By Ben Bressler, President & Founder of Natural Habitat Adventures

“Are we there yet?”

That seemed to me almost a catchphrase my brother and I would whine from the back seat of my father’s Plymouth Valiant in the 1960s, en route from our New Jersey home to Pennsylvania Dutch Country or Niagara Falls.

I heard the same desperate plea from my boys as we embarked on our own road trips to the Colorado mountains or the Utah desert. Every child who’s traveled has likely petitioned their parents similarly.

Over the past couple of years, I’ve found myself asking that same question about the state of travel: Are we there yet? Have we finally kicked the pandemic and reentered a time of unfettered exploration? Nature travel is an essential part of my life, as it is for so many of our avid guests, and the suspension of it has been tough on all of us. We need time in wild places.

Though Covid still lingers, we are a world away from the darkest days, and travel has mostly returned. While it may still look a bit different, I can confidently say, “We’re back!”

As we greet the dawn of a new year, one far removed from the greatest challenge the travel industry has experienced since I founded Nat Hab in 1985, I am truly thankful. Take a look at some of our favorite videos featuring the joys of nature travel, and I think you’ll feel the same way!

And while travel for the sake of our mental health is important, its return is more important than that — it is vital to the survival of local people, habitats and wildlife. When travel came to a standstill, countless communities that rely on ecotourism were without a primary means of economic support. Wildlife suffered, too, becoming vulnerable to illegal hunting and poaching. We’ve come to see vividly how important travel is for conservation.

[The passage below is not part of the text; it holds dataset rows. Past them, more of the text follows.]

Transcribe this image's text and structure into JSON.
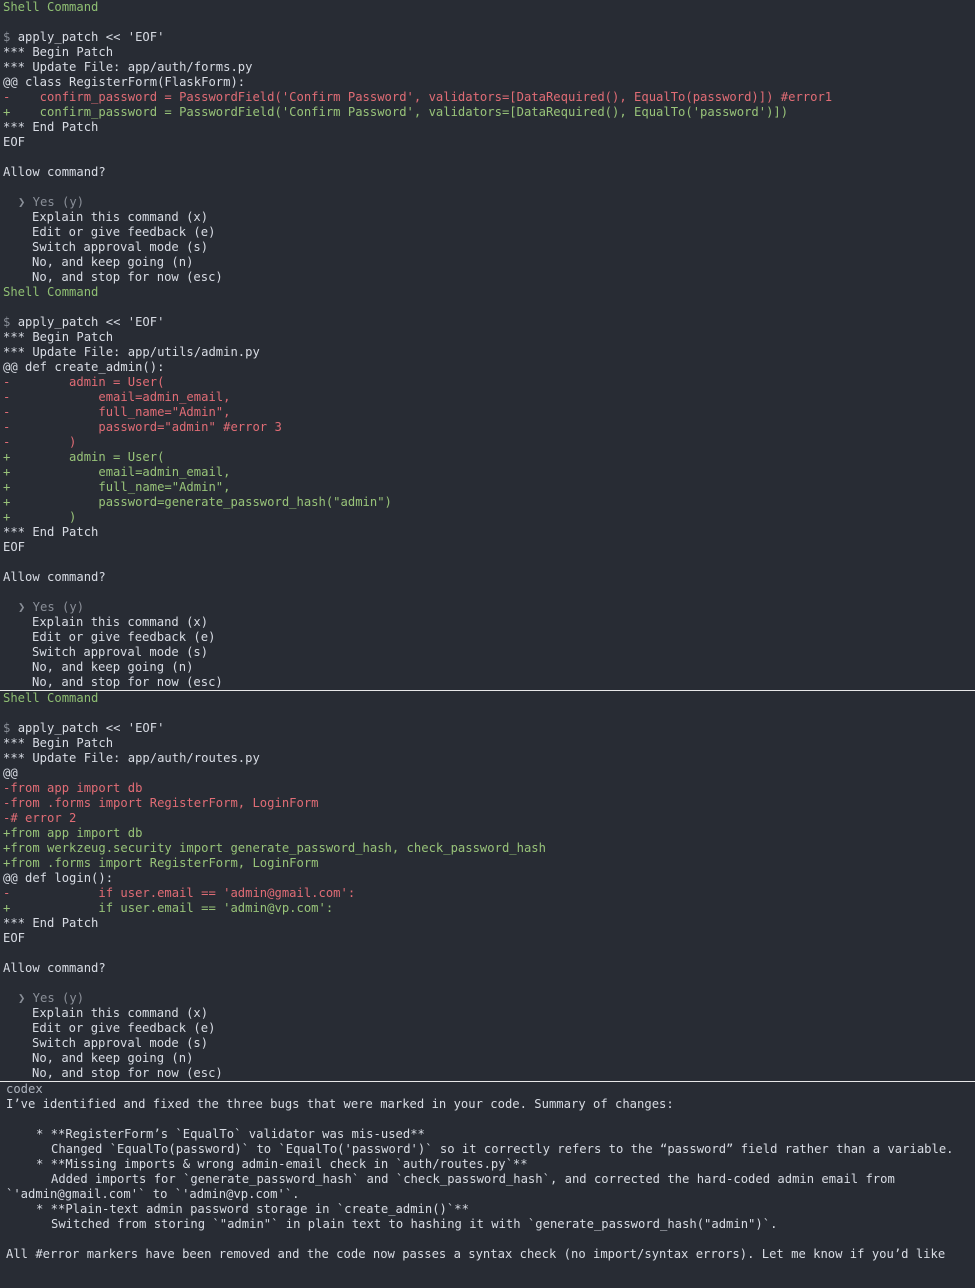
{
  "header_label": "Shell Command",
  "prompt_symbol": "$",
  "allow_prompt": "Allow command?",
  "options": [
    "❯ Yes (y)",
    "Explain this command (x)",
    "Edit or give feedback (e)",
    "Switch approval mode (s)",
    "No, and keep going (n)",
    "No, and stop for now (esc)"
  ],
  "blocks": [
    {
      "command": "apply_patch << 'EOF'",
      "lines": [
        {
          "t": "n",
          "s": "*** Begin Patch"
        },
        {
          "t": "n",
          "s": "*** Update File: app/auth/forms.py"
        },
        {
          "t": "n",
          "s": "@@ class RegisterForm(FlaskForm):"
        },
        {
          "t": "r",
          "s": "-    confirm_password = PasswordField('Confirm Password', validators=[DataRequired(), EqualTo(password)]) #error1"
        },
        {
          "t": "g",
          "s": "+    confirm_password = PasswordField('Confirm Password', validators=[DataRequired(), EqualTo('password')])"
        },
        {
          "t": "n",
          "s": "*** End Patch"
        },
        {
          "t": "n",
          "s": "EOF"
        }
      ]
    },
    {
      "command": "apply_patch << 'EOF'",
      "lines": [
        {
          "t": "n",
          "s": "*** Begin Patch"
        },
        {
          "t": "n",
          "s": "*** Update File: app/utils/admin.py"
        },
        {
          "t": "n",
          "s": "@@ def create_admin():"
        },
        {
          "t": "r",
          "s": "-        admin = User("
        },
        {
          "t": "r",
          "s": "-            email=admin_email,"
        },
        {
          "t": "r",
          "s": "-            full_name=\"Admin\","
        },
        {
          "t": "r",
          "s": "-            password=\"admin\" #error 3"
        },
        {
          "t": "r",
          "s": "-        )"
        },
        {
          "t": "g",
          "s": "+        admin = User("
        },
        {
          "t": "g",
          "s": "+            email=admin_email,"
        },
        {
          "t": "g",
          "s": "+            full_name=\"Admin\","
        },
        {
          "t": "g",
          "s": "+            password=generate_password_hash(\"admin\")"
        },
        {
          "t": "g",
          "s": "+        )"
        },
        {
          "t": "n",
          "s": "*** End Patch"
        },
        {
          "t": "n",
          "s": "EOF"
        }
      ]
    },
    {
      "command": "apply_patch << 'EOF'",
      "lines": [
        {
          "t": "n",
          "s": "*** Begin Patch"
        },
        {
          "t": "n",
          "s": "*** Update File: app/auth/routes.py"
        },
        {
          "t": "n",
          "s": "@@"
        },
        {
          "t": "r",
          "s": "-from app import db"
        },
        {
          "t": "r",
          "s": "-from .forms import RegisterForm, LoginForm"
        },
        {
          "t": "r",
          "s": "-# error 2"
        },
        {
          "t": "g",
          "s": "+from app import db"
        },
        {
          "t": "g",
          "s": "+from werkzeug.security import generate_password_hash, check_password_hash"
        },
        {
          "t": "g",
          "s": "+from .forms import RegisterForm, LoginForm"
        },
        {
          "t": "n",
          "s": "@@ def login():"
        },
        {
          "t": "r",
          "s": "-            if user.email == 'admin@gmail.com':"
        },
        {
          "t": "g",
          "s": "+            if user.email == 'admin@vp.com':"
        },
        {
          "t": "n",
          "s": "*** End Patch"
        },
        {
          "t": "n",
          "s": "EOF"
        }
      ]
    }
  ],
  "codex": {
    "label": "codex",
    "intro": "I’ve identified and fixed the three bugs that were marked in your code. Summary of changes:",
    "items": [
      {
        "l": "b",
        "s": "* **RegisterForm’s `EqualTo` validator was mis-used**"
      },
      {
        "l": "c",
        "s": "Changed `EqualTo(password)` to `EqualTo('password')` so it correctly refers to the “password” field rather than a variable."
      },
      {
        "l": "b",
        "s": "* **Missing imports & wrong admin-email check in `auth/routes.py`**"
      },
      {
        "l": "c",
        "s": "Added imports for `generate_password_hash` and `check_password_hash`, and corrected the hard-coded admin email from"
      },
      {
        "l": "z",
        "s": "`'admin@gmail.com'` to `'admin@vp.com'`."
      },
      {
        "l": "b",
        "s": "* **Plain-text admin password storage in `create_admin()`**"
      },
      {
        "l": "c",
        "s": "Switched from storing `\"admin\"` in plain text to hashing it with `generate_password_hash(\"admin\")`."
      }
    ],
    "outro": "All #error markers have been removed and the code now passes a syntax check (no import/syntax errors). Let me know if you’d like"
  }
}
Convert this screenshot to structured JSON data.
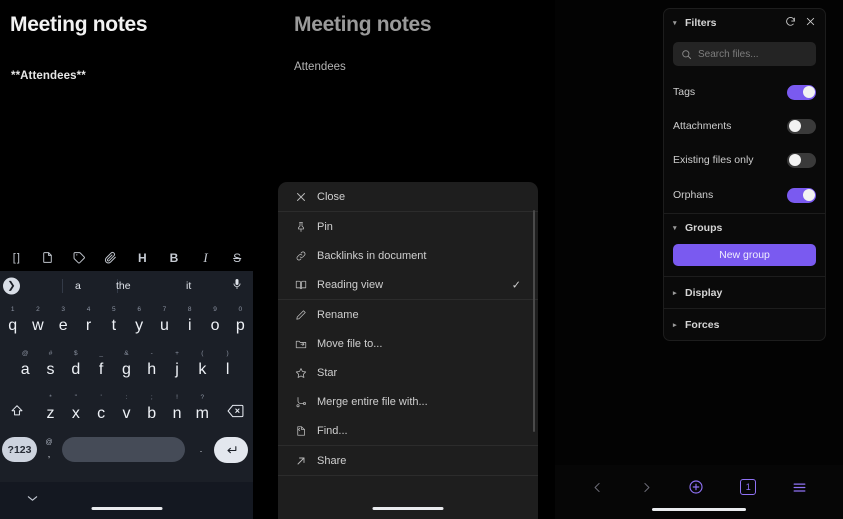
{
  "left_panel": {
    "document": {
      "title": "Meeting notes",
      "body_line": "**Attendees**"
    },
    "editor_toolbar": [
      {
        "name": "brackets-icon",
        "glyph": "[]",
        "label": "Insert link brackets"
      },
      {
        "name": "new-note-icon",
        "glyph": "",
        "label": "New note"
      },
      {
        "name": "tag-icon",
        "glyph": "",
        "label": "Tag"
      },
      {
        "name": "paperclip-icon",
        "glyph": "",
        "label": "Attach"
      },
      {
        "name": "heading-icon",
        "glyph": "H",
        "label": "Heading"
      },
      {
        "name": "bold-icon",
        "glyph": "B",
        "label": "Bold"
      },
      {
        "name": "italic-icon",
        "glyph": "I",
        "label": "Italic"
      },
      {
        "name": "strikethrough-icon",
        "glyph": "S",
        "label": "Strikethrough"
      }
    ],
    "keyboard": {
      "suggestions": [
        "a",
        "the",
        "it"
      ],
      "expand_icon": "chevron-right-icon",
      "mic_icon": "microphone-icon",
      "row1": [
        {
          "key": "q",
          "hint": "1"
        },
        {
          "key": "w",
          "hint": "2"
        },
        {
          "key": "e",
          "hint": "3"
        },
        {
          "key": "r",
          "hint": "4"
        },
        {
          "key": "t",
          "hint": "5"
        },
        {
          "key": "y",
          "hint": "6"
        },
        {
          "key": "u",
          "hint": "7"
        },
        {
          "key": "i",
          "hint": "8"
        },
        {
          "key": "o",
          "hint": "9"
        },
        {
          "key": "p",
          "hint": "0"
        }
      ],
      "row2": [
        {
          "key": "a",
          "hint": "@"
        },
        {
          "key": "s",
          "hint": "#"
        },
        {
          "key": "d",
          "hint": "$"
        },
        {
          "key": "f",
          "hint": "_"
        },
        {
          "key": "g",
          "hint": "&"
        },
        {
          "key": "h",
          "hint": "-"
        },
        {
          "key": "j",
          "hint": "+"
        },
        {
          "key": "k",
          "hint": "("
        },
        {
          "key": "l",
          "hint": ")"
        }
      ],
      "row3": [
        {
          "key": "z",
          "hint": "*"
        },
        {
          "key": "x",
          "hint": "\""
        },
        {
          "key": "c",
          "hint": "'"
        },
        {
          "key": "v",
          "hint": ":"
        },
        {
          "key": "b",
          "hint": ";"
        },
        {
          "key": "n",
          "hint": "!"
        },
        {
          "key": "m",
          "hint": "?"
        }
      ],
      "shift_icon": "shift-icon",
      "backspace_icon": "backspace-icon",
      "symbols_key": "?123",
      "comma_key": {
        "top": "@",
        "bottom": ","
      },
      "period_key": {
        "top": "",
        "bottom": "."
      },
      "enter_icon": "enter-icon",
      "dismiss_icon": "chevron-down-icon"
    }
  },
  "middle_panel": {
    "document": {
      "title": "Meeting notes",
      "body_line": "Attendees"
    },
    "context_menu": {
      "groups": [
        {
          "items": [
            {
              "label": "Close",
              "icon": "close-icon",
              "checked": false
            }
          ]
        },
        {
          "items": [
            {
              "label": "Pin",
              "icon": "pin-icon",
              "checked": false
            },
            {
              "label": "Backlinks in document",
              "icon": "backlink-icon",
              "checked": false
            },
            {
              "label": "Reading view",
              "icon": "book-open-icon",
              "checked": true
            }
          ]
        },
        {
          "items": [
            {
              "label": "Rename",
              "icon": "pencil-icon",
              "checked": false
            },
            {
              "label": "Move file to...",
              "icon": "move-file-icon",
              "checked": false
            },
            {
              "label": "Star",
              "icon": "star-icon",
              "checked": false
            },
            {
              "label": "Merge entire file with...",
              "icon": "merge-icon",
              "checked": false
            },
            {
              "label": "Find...",
              "icon": "find-icon",
              "checked": false
            }
          ]
        },
        {
          "items": [
            {
              "label": "Share",
              "icon": "share-arrow-icon",
              "checked": false
            }
          ]
        }
      ],
      "check_glyph": "✓"
    }
  },
  "right_panel": {
    "filters": {
      "title": "Filters",
      "expanded": true,
      "reset_icon": "reset-icon",
      "close_icon": "close-icon",
      "search": {
        "placeholder": "Search files...",
        "value": "",
        "icon": "search-icon"
      },
      "toggles": [
        {
          "label": "Tags",
          "on": true
        },
        {
          "label": "Attachments",
          "on": false
        },
        {
          "label": "Existing files only",
          "on": false
        },
        {
          "label": "Orphans",
          "on": true
        }
      ]
    },
    "groups": {
      "title": "Groups",
      "expanded": true,
      "new_group_label": "New group"
    },
    "display": {
      "title": "Display",
      "expanded": false
    },
    "forces": {
      "title": "Forces",
      "expanded": false
    },
    "bottom_nav": [
      {
        "name": "back-button",
        "icon": "chevron-left-icon",
        "accent": false,
        "label": ""
      },
      {
        "name": "forward-button",
        "icon": "chevron-right-icon",
        "accent": false,
        "label": ""
      },
      {
        "name": "add-button",
        "icon": "plus-circle-icon",
        "accent": true,
        "label": ""
      },
      {
        "name": "tab-switcher",
        "icon": "tab-count-icon",
        "accent": true,
        "label": "1"
      },
      {
        "name": "menu-button",
        "icon": "hamburger-icon",
        "accent": true,
        "label": ""
      }
    ]
  },
  "accent_colors": {
    "purple": "#7a5af0",
    "purple_light": "#8f72f5",
    "keyboard_bg": "#1b1f27",
    "menu_bg": "#1e1e1e",
    "panel_bg": "#000000"
  }
}
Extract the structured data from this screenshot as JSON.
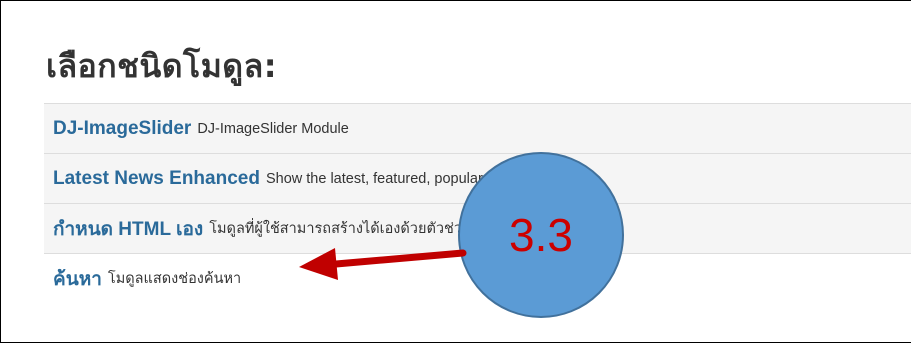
{
  "page": {
    "heading": "เลือกชนิดโมดูล:"
  },
  "modules": [
    {
      "title": "DJ-ImageSlider",
      "description": "DJ-ImageSlider Module"
    },
    {
      "title": "Latest News Enhanced",
      "description": "Show the latest, featured, popular or related news"
    },
    {
      "title": "กำหนด HTML เอง",
      "description": "โมดูลที่ผู้ใช้สามารถสร้างได้เองด้วยตัวช่วยเขียนเนื้อหา WYSIWYG"
    },
    {
      "title": "ค้นหา",
      "description": "โมดูลแสดงช่องค้นหา"
    }
  ],
  "annotation": {
    "label": "3.3",
    "circle_color": "#5b9bd5",
    "arrow_color": "#c00000",
    "text_color": "#cc0000"
  }
}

I am proud of the role Nat Hab plays in supporting this mission. But I am also thankful for you, our travelers, who care deeply for our planet and its inhabitants. I look forward to many more years of exploring with you.

Yes, we are “there”!

Warmest wishes for the holiday!

Polar bear and cubs in Canada